Before switching to TextPower to send billing notifications, Kansas City BPU would often receive volumes of phone calls from customers asking when their bill was due or if the utility had received their payment or if they were still on the list to have their power cut off. “That has gone away,” said Sullivan. By switching to TextPower to send billing notifications, customers know immediately when their payment has been received and they know whether or not their services will be disconnected for nonpayment.

Since it began texting billing notifications, the utility has seen an increase in prompt payments as seen in the steep declines – ranging from about 75 percent to 50 percent –in the number of billing notices it has had to send to customers. There has also been “a dramatic decrease in disconnects,” of nearly 34 percent monthly on average for the first four months of the year, said Sullivan.

There could be a lot of reasons why disconnects have dropped, Sullivan said, including lower bills, low-income assistance monies still available from the winter, leaving customers with a balance, and, certainly, he said, texting. “As a more direct linkage, TextPower billing and payment alerts have contributed to a significant decrease in calls.”

Kansas City BPU has a 28 percent reduction in call center calls, Sullivan said. “We have also seen a reduction in the average speed that operators can handle calls of about 50 percent, from three minutes to two minutes,” he said.

Since its rollout of billing notifications in the first quarter, Kansas City BPU has begun the rollout of texting for outage management. As with billing notifications, Sullivan anticipates a dramatic impact on the utility’s call center. “Customers will know that we know they are out, so they don’t have to call.”

Sullivan and his team prepared a detailed strategy for the rollout of outage notifications. The utility is marketing both use-cases – customer billing and outage alerts – together as a way of getting more customer buy-in regarding the potential benefits customers will see with text alerts.

Kansas City BPU used a variety of platforms to make customers aware of the availability of text notifications, including printing notices on bills and bill envelopes, interactive voice response messages, notices on the utility’s website, as well as notices on the utility’s Facebook and Twitter accounts. And, finally, Kansas City BPU used a direct mail campaign, press releases, and notices in BPU Connection, the utility’s newsletter.
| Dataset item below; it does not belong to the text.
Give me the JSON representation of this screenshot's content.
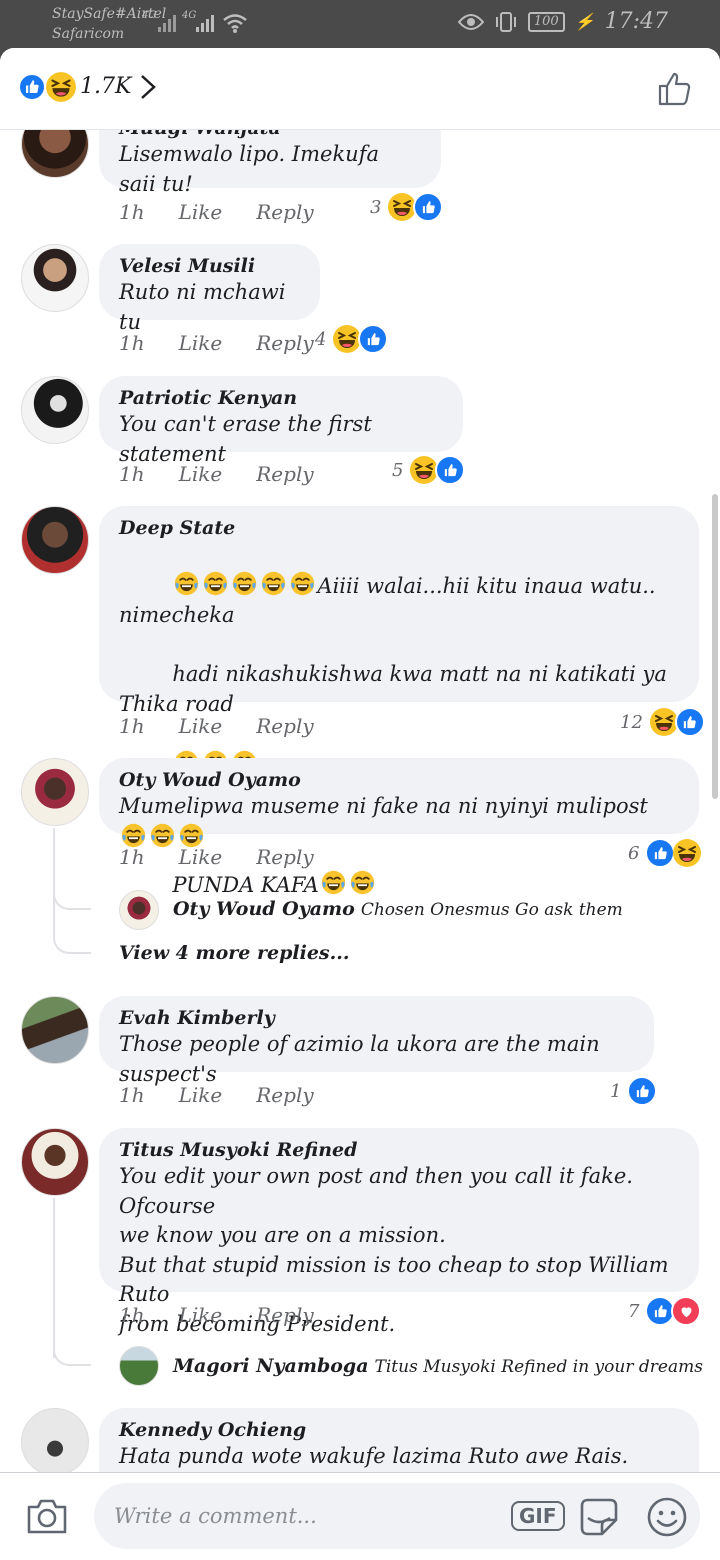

The utility’s strategy also included platforms to avoid email and robocalls. They often generate a lot of calls and questions from customers regarding potential fraud, Sullivan said, adding, “People don’t read emails, and many people are afraid that robocalls are scams.”
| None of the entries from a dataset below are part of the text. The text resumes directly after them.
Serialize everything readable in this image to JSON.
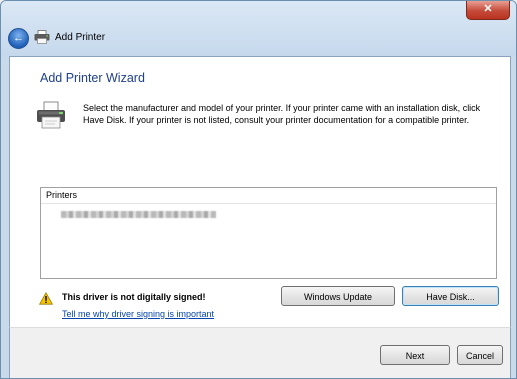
{
  "window": {
    "title": "Add Printer",
    "close_glyph": "✕"
  },
  "wizard": {
    "title": "Add Printer Wizard",
    "description": "Select the manufacturer and model of your printer. If your printer came with an installation disk, click Have Disk. If your printer is not listed, consult your printer documentation for a compatible printer."
  },
  "printers": {
    "header": "Printers",
    "items": [
      {
        "redacted": true
      }
    ]
  },
  "warning": {
    "text": "This driver is not digitally signed!",
    "link": "Tell me why driver signing is important"
  },
  "buttons": {
    "windows_update": "Windows Update",
    "have_disk": "Have Disk...",
    "next": "Next",
    "cancel": "Cancel"
  },
  "icons": {
    "back": "back-arrow-icon",
    "printer": "printer-icon",
    "warning": "warning-icon"
  },
  "colors": {
    "title_blue": "#1e3f8b",
    "link_blue": "#0645ad",
    "warning_yellow": "#f5c400"
  }
}
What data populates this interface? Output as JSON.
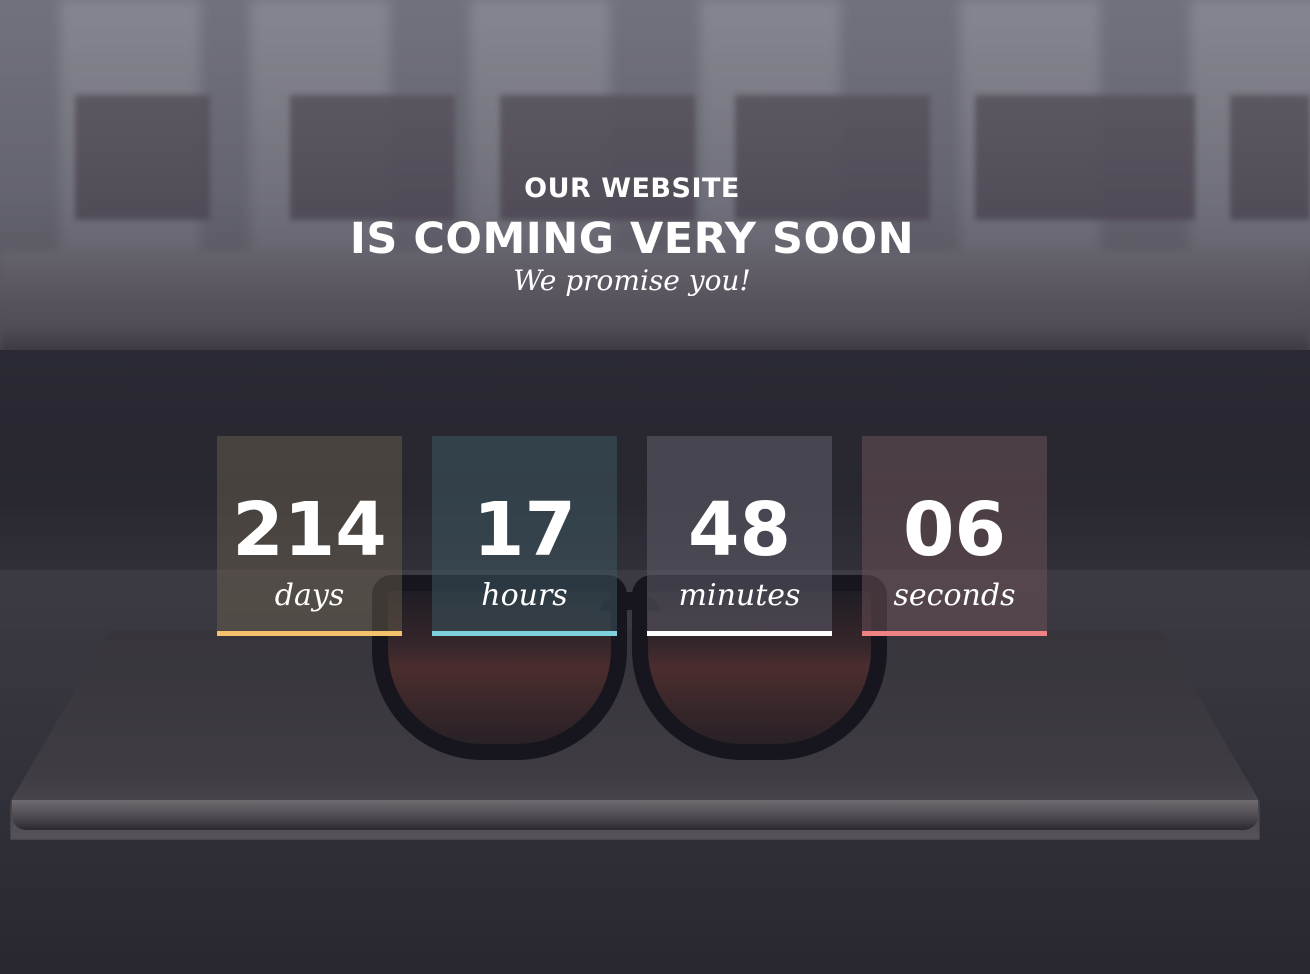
{
  "header": {
    "subtitle": "OUR WEBSITE",
    "title": "IS COMING VERY SOON",
    "tagline": "We promise you!"
  },
  "countdown": [
    {
      "value": "214",
      "label": "days",
      "accent": "#f5c26b",
      "tint": "rgba(110,100,80,0.45)"
    },
    {
      "value": "17",
      "label": "hours",
      "accent": "#7ed0dc",
      "tint": "rgba(60,85,95,0.55)"
    },
    {
      "value": "48",
      "label": "minutes",
      "accent": "#ffffff",
      "tint": "rgba(95,92,105,0.55)"
    },
    {
      "value": "06",
      "label": "seconds",
      "accent": "#ef8383",
      "tint": "rgba(105,80,85,0.55)"
    }
  ]
}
Those views are backed by industry data. Many people now routinely ignore phone calls if they do not recognize the caller, but “less than 5 percent of text messages are spam, so customers are less likely to ignore them,” Mark Nielsen, executive chairman and co-founder of TextPower, said. “On the other hand, 98 percent of text messages are opened and 95 percent are read within three minutes.”

Social media would seem to be a good tool for customer engagement, but according to industry information, only 16 percent of followers are likely to see a post on social media and only 30 percent of followers on Twitter are likely to see a tweet. “It is hard to beat texting,” Nielsen said. “There is no other form of communication that comes close to the reach and immediacy of texting.”

The next step for Kansas City BPU, Sullivan said, will be sending customers service restoration notifications. “Outage notifications are good but, combined with restoration notifications, they will be a powerful combination.” For example, he said, a restoration notification could, in some cases, let customers know their service is back on, so they don’t need to plan to eat out instead of cooking at home.

Texting, in Sullivan’s words, has enabled Kansas City BPU to “empower employees and customers with timely and actionable information,” he said, adding, “TextPower is one of the most beneficial things we’ve ever done.”

For more information about TextPower, visit the company’s website.